Peck said it is important for judges to hold lawyers’ feet to the fire as they teach computers to search for responsive documents, saying that, all too often, “the way lawyers choose keywords is the equivalent of the child’s game of ‘Go Fish,’” and keyword searches alone “usually are not very effective.”

Scheindlin said, “In short, a review of the literature makes it abundantly clear that a court cannot simply trust the defendant agencies’ unsupported assertions that their lay custodians have designed and conducted a reasonable search.”

But in this case, the largest FOIA search in the history of ICE and a huge search for both DHS and the FBI, Scheindlin said it would be wasteful to repeat “vast swaths of the search in order to ensure adequacy.”

“Rather than fully revisit old searches, the parties will need to work cooperatively to design and execute a small number of new, targeted searches,” the judge said. “Custodians who should have searched their records but did not will need to conduct complete searches; this order requires the defendants to do no more than they should have to comply with FOIA initially.”

Furthermore, she said, custodians who did searches but “failed to provide the Court with any details about those searches will also need to conduct new, fully-documented searches; so will a smaller sample of the custodians who listed the search terms but provided no evidence about the efficacy of those terms.”

She said the parties must agree on “search terms and protocols— and, if necessary, testing to evaluate and refine those.”

Opinion Followed Closely

David Kearney, director of technology services at Pittsburgh-based Cohen & Grigsby, who is not involved in the case, told Law Technology News, a Law Journal affiliate, that Scheindlin’s opinions on best practices and the evolution of e-discovery are followed closely.
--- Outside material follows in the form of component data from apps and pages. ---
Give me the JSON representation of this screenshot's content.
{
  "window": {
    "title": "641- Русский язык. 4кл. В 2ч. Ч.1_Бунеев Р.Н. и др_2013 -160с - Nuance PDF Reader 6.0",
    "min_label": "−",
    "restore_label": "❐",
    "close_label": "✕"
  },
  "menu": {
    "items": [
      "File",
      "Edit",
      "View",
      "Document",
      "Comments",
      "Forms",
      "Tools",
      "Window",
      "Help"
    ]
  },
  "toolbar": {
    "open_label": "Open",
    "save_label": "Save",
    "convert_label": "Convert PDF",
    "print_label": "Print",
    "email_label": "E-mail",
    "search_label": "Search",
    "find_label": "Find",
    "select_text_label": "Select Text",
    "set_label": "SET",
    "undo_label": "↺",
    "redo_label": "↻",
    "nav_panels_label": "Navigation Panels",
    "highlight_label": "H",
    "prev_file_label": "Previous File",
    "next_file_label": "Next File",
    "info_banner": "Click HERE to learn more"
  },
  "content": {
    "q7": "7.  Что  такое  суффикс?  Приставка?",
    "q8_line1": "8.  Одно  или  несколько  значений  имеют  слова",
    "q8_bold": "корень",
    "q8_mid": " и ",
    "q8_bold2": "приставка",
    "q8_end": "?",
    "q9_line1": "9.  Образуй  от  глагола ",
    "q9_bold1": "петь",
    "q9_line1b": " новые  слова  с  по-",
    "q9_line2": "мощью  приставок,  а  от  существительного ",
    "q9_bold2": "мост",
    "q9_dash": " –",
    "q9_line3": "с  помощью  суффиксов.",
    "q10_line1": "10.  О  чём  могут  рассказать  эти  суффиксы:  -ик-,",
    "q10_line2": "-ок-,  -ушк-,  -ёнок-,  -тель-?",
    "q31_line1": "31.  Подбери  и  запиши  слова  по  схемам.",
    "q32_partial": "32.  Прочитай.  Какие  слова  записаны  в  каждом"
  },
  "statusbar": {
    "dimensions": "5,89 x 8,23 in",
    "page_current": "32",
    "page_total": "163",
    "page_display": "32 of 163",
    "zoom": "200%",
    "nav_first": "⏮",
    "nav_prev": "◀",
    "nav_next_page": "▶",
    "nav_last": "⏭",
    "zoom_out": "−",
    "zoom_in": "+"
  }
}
“Judge Scheindlin’s decision speaks directly to the fundamentals of standard e-discovery practices. Her strong emphasis that all parties must collaborate, cooperate and keep complete documentation on how decisions and results are developed and achieved is the core of basic e-discovery best-practices,” Kearney said. “This cannot be an optional practice. It is critical to show how work, in this case searches, was performed and by whom when the work surrounding electronically stored information is ever challenged. Transparency regarding search criteria, preservation, collection, processing, etc., is key to balancing the merits of a case.”

Sonia Lin and Peter Markowitz represent the Immigration Justice Clinic.
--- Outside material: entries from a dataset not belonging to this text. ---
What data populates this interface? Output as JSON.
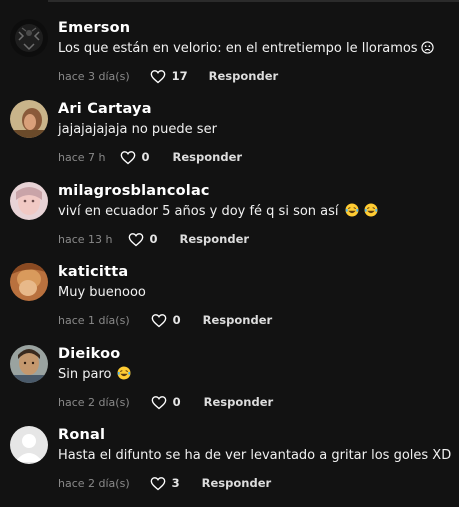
{
  "icons": {
    "like": "heart-outline-icon",
    "laugh": "tears-of-joy-emoji-icon",
    "sad": "sad-face-emoji-icon"
  },
  "colors": {
    "background": "#121212",
    "text": "#ffffff",
    "muted": "#8a8a8a",
    "laugh_emoji": "#ffcc33"
  },
  "comments": [
    {
      "username": "Emerson",
      "text": "Los que están en velorio: en el entretiempo le lloramos",
      "time": "hace 3 día(s)",
      "likes": "17",
      "reply": "Responder"
    },
    {
      "username": "Ari Cartaya",
      "text": "jajajajajaja no puede ser",
      "time": "hace 7 h",
      "likes": "0",
      "reply": "Responder"
    },
    {
      "username": "milagrosblancolac",
      "text": "viví en ecuador 5 años y doy fé q si son así",
      "time": "hace 13 h",
      "likes": "0",
      "reply": "Responder"
    },
    {
      "username": "katicitta",
      "text": "Muy buenooo",
      "time": "hace 1 día(s)",
      "likes": "0",
      "reply": "Responder"
    },
    {
      "username": "Dieikoo",
      "text": "Sin paro",
      "time": "hace 2 día(s)",
      "likes": "0",
      "reply": "Responder"
    },
    {
      "username": "Ronal",
      "text": "Hasta el difunto se ha de ver levantado a gritar los goles XD",
      "time": "hace 2 día(s)",
      "likes": "3",
      "reply": "Responder"
    }
  ]
}
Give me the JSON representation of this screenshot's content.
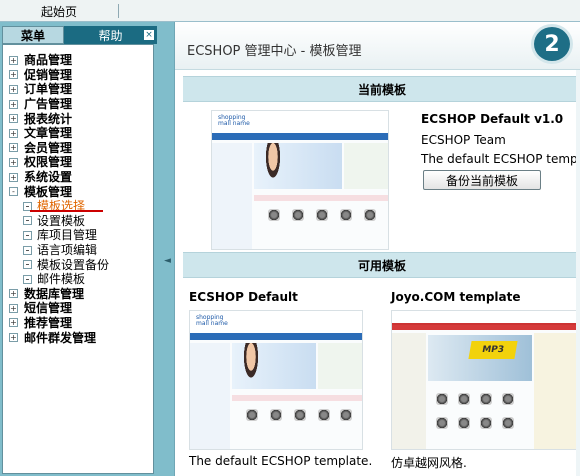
{
  "topbar": {
    "start_label": "起始页"
  },
  "left_tabs": {
    "menu": "菜单",
    "help": "帮助",
    "close": "×"
  },
  "menu": {
    "items_before": [
      {
        "label": "商品管理",
        "toggle": "+"
      },
      {
        "label": "促销管理",
        "toggle": "+"
      },
      {
        "label": "订单管理",
        "toggle": "+"
      },
      {
        "label": "广告管理",
        "toggle": "+"
      },
      {
        "label": "报表统计",
        "toggle": "+"
      },
      {
        "label": "文章管理",
        "toggle": "+"
      },
      {
        "label": "会员管理",
        "toggle": "+"
      },
      {
        "label": "权限管理",
        "toggle": "+"
      },
      {
        "label": "系统设置",
        "toggle": "+"
      },
      {
        "label": "模板管理",
        "toggle": "-"
      }
    ],
    "sub_items": [
      {
        "label": "模板选择",
        "active": true
      },
      {
        "label": "设置模板",
        "active": false
      },
      {
        "label": "库项目管理",
        "active": false
      },
      {
        "label": "语言项编辑",
        "active": false
      },
      {
        "label": "模板设置备份",
        "active": false
      },
      {
        "label": "邮件模板",
        "active": false
      }
    ],
    "items_after": [
      {
        "label": "数据库管理",
        "toggle": "+"
      },
      {
        "label": "短信管理",
        "toggle": "+"
      },
      {
        "label": "推荐管理",
        "toggle": "+"
      },
      {
        "label": "邮件群发管理",
        "toggle": "+"
      }
    ]
  },
  "splitter": {
    "arrow": "◄"
  },
  "header": {
    "title": "ECSHOP 管理中心  - 模板管理",
    "badge": "2"
  },
  "current": {
    "heading": "当前模板",
    "name": "ECSHOP Default v1.0",
    "author": "ECSHOP Team",
    "desc": "The default ECSHOP template.",
    "backup_button": "备份当前模板",
    "thumb_logo": "shopping mall name"
  },
  "available": {
    "heading": "可用模板",
    "templates": [
      {
        "name": "ECSHOP Default",
        "desc": "The default ECSHOP template.",
        "thumb_logo": "shopping mall name"
      },
      {
        "name": "Joyo.COM template",
        "desc": "仿卓越网风格.",
        "thumb_banner": "MP3"
      }
    ]
  },
  "colors": {
    "sidebar_bg": "#80BDCB",
    "tab_active": "#1B6B82",
    "section_bg": "#CEE6EC",
    "active_link": "#E06600",
    "badge_bg": "#1E6E86"
  }
}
Lin said the opinion provides a road map in a still-developing area of the law, especially in the context of FOIA.

“There was not a whole lot of case law in terms on what agencies’ obligations are and what constitutes an adequate search when you are dealing with a lot of electronically-stored information under FOIA,” Lin said. “There wasn’t a lot of guidance and Judge Scheindlin really filled a void in this area.”

Anthony Diana, Therese Craparo, Jeremy Schildcrout and Bridget Kessler of Mayer Brown represented the National Day Laborer Organizing Network.

Diana said he doubted that predictive coding would work in this context.

“You have to have the right environment for it to be effective and it’s not clear to me that predictive coding would work where you have so many different data sources,” Diana said.

In any event, Diana said, it’s too late in the game to start with predictive coding, and the plaintiffs were happy with the remedy ordered by the judge.

“The government had taken a hard-line position generally that they did not have to share with us how they were searching for documents or how they were collecting documents until the summary judgment stage, when they had to submit adequacy of search declarations,” he said.

Diana said the judge’s remedy should help bring some focus to the litigation. He said an earlier order by the judge sent the parties into mediation to agree on search terms and the prioritizing of production for a final document production list.

“It worked out quite well and this new remedy is sort of built on that,” he said.

Sunita Patel and Ghita Schwarz represent the Center for Constitutional Rights.

Assistant U.S. Attorneys Christopher Connolly, Joseph Cordaro and Ellen London represent the government.